One of Monro’s best-known legacies is the 1783 Monro-Kellie doctrine of intracranial pressure (PIC). This scientific hypothesis was developed by him in partnership with his former student George Kellie, a surgeon at the port of Leith — and was only revised in the 21st century. It proposes that an adult’s healthy cranial cavity is rigid and maintains a constant volume balance, the brain being almost incompressible. Thus, any increase in the mass of a cranial constituent formed by blood (10%), CSF (10%) and brain tissue (80%) is compensated by a decrease in the volume of another.
ICP is measured in millimeters of mercury (mmHg) and, at rest, is usually 7 to 15 mmHg for an adult in supine position. As a rule, patients with normal blood pressure maintain normal alertness with an ICP of 25–40 mmHg. In infants and young children, the effects of ICP differ as their cranial sutures are not completely closed. Increased intracranial pressure is indicative of health problems such as tumors, cerebral edema, venous sinus thrombosis, heart failure, obstruction of the superior mediastinal veins, among other ailments.
In 1783, Monro published his book Observations on the Structure and Functions of the Nervous System. The work made its name known to medical students to this day, with the identification in medical literature of the so-called “foramen of Monro”. In this treatise, he describes how the lateral ventricles of the brain connect with the third ventricle in the midline of the brain and thus enable the CSF to reach the entire ventricular system of the brain.
In 1785 he published The Structure and Physiology of Fish Explained and Compared with that of Man and Other Animals. Two years later, he released Description of all Bursae Mucosse of the human body, its structure, accidents and diseases and operations for its cure. This treatise is considered by several anatomical writers as the first complete description of the bursa, a kind of flat cushion present in human joints, being composed of a membrane filled with synovial fluid, a lubricant with a viscous aspect, similar to oil.
In 1793, Monro launched Experiments on the Nervous System with Opium and Metallic Substances to Determine the Nature and Effects of Animal Electricity.
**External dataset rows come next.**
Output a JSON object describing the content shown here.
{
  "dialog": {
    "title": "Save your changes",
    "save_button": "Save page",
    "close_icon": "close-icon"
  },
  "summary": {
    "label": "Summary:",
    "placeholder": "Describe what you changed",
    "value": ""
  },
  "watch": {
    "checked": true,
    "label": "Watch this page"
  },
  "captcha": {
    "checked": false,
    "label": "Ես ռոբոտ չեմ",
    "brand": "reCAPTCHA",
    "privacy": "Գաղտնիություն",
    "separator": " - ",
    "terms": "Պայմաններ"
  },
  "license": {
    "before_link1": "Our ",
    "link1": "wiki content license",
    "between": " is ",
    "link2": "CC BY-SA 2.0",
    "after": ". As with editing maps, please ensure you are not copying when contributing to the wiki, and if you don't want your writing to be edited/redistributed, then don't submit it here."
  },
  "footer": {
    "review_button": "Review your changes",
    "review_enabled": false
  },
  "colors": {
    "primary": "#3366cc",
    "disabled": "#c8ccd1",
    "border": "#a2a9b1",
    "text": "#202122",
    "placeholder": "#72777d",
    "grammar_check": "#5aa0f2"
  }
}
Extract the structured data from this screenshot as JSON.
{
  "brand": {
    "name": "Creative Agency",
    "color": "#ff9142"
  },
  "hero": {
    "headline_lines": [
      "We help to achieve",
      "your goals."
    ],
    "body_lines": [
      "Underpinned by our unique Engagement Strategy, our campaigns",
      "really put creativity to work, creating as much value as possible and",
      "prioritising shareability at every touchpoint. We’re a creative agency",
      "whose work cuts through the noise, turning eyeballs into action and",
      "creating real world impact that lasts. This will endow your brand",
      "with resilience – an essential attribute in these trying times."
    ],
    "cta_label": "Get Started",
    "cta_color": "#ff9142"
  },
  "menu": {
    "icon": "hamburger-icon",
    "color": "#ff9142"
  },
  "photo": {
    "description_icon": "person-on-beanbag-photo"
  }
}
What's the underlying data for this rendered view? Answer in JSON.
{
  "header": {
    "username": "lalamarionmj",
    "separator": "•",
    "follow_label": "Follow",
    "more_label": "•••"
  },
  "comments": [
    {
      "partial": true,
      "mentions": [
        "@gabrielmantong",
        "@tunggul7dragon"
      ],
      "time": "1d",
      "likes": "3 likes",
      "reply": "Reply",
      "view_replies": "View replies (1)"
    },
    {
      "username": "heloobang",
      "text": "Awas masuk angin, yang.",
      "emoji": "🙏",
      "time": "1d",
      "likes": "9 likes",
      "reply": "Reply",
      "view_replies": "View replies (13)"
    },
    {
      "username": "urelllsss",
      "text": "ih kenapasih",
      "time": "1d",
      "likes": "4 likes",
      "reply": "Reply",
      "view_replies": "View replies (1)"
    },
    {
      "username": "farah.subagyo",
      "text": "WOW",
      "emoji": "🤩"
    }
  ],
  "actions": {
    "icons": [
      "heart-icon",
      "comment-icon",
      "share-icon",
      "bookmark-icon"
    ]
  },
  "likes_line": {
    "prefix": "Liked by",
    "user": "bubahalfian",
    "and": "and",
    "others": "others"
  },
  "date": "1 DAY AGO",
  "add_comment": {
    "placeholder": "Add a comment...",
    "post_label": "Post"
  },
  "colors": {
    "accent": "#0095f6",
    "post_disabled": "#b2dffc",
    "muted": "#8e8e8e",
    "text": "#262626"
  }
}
These researches led him to conclude that nerve force was not identical with electricity. His last book, Three Treatises on the Brain, the Eye and the Ear, was published in Edinburgh in 1797.